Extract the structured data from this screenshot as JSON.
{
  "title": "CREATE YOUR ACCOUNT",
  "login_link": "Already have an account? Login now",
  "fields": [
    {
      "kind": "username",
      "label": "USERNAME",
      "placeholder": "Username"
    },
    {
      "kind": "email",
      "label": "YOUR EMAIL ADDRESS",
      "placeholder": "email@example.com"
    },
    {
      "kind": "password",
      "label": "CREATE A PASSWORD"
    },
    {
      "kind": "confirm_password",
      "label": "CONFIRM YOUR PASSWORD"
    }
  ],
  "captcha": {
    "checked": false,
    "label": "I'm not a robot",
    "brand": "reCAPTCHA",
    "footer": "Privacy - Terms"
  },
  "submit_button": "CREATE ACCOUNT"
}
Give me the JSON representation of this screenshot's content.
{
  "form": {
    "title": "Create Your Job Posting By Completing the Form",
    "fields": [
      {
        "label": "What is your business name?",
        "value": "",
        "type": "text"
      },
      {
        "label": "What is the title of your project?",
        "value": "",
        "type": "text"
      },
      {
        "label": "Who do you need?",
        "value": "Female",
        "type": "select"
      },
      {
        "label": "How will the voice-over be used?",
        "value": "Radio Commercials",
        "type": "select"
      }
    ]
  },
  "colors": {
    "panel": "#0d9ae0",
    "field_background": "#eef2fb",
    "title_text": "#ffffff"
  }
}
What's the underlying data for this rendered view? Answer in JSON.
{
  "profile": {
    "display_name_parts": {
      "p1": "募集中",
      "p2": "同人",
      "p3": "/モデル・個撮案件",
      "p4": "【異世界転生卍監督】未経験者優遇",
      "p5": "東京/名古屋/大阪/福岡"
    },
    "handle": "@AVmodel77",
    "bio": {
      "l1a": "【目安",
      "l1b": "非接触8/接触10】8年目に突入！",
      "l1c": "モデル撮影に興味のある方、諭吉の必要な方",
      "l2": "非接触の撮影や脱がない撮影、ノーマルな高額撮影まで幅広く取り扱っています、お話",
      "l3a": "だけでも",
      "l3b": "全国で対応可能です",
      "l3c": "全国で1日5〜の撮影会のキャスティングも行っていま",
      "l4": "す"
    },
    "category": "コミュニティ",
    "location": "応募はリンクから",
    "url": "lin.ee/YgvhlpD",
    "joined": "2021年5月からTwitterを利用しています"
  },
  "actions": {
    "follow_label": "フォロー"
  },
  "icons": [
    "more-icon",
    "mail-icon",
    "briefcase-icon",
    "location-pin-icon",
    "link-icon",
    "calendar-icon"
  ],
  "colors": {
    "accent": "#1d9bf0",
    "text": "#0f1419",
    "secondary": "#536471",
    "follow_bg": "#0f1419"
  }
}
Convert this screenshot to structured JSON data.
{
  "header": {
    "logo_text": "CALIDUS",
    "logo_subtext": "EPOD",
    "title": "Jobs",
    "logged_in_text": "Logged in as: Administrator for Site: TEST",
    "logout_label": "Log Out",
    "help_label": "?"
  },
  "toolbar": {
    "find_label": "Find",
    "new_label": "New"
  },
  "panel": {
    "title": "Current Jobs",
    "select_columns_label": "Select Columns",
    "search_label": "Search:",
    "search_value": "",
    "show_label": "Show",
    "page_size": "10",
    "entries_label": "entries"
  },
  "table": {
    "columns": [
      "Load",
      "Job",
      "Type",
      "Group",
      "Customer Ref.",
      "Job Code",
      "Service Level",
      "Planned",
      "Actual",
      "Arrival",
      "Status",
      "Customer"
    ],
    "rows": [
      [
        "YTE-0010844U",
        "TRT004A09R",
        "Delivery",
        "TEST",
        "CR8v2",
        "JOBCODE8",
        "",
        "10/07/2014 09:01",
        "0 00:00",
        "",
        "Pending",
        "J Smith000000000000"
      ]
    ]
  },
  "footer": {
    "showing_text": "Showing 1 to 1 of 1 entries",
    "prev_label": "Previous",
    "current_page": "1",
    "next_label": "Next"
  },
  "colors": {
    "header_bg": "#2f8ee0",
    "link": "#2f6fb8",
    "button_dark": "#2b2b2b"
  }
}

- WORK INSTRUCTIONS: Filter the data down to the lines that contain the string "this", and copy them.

- TASK OUTPUT:
Extract the structured data from this screenshot as JSON.
Give me the JSON representation of this screenshot's content.
What's the underlying data for this rendered view? Answer in JSON.
Convert this screenshot to structured JSON data.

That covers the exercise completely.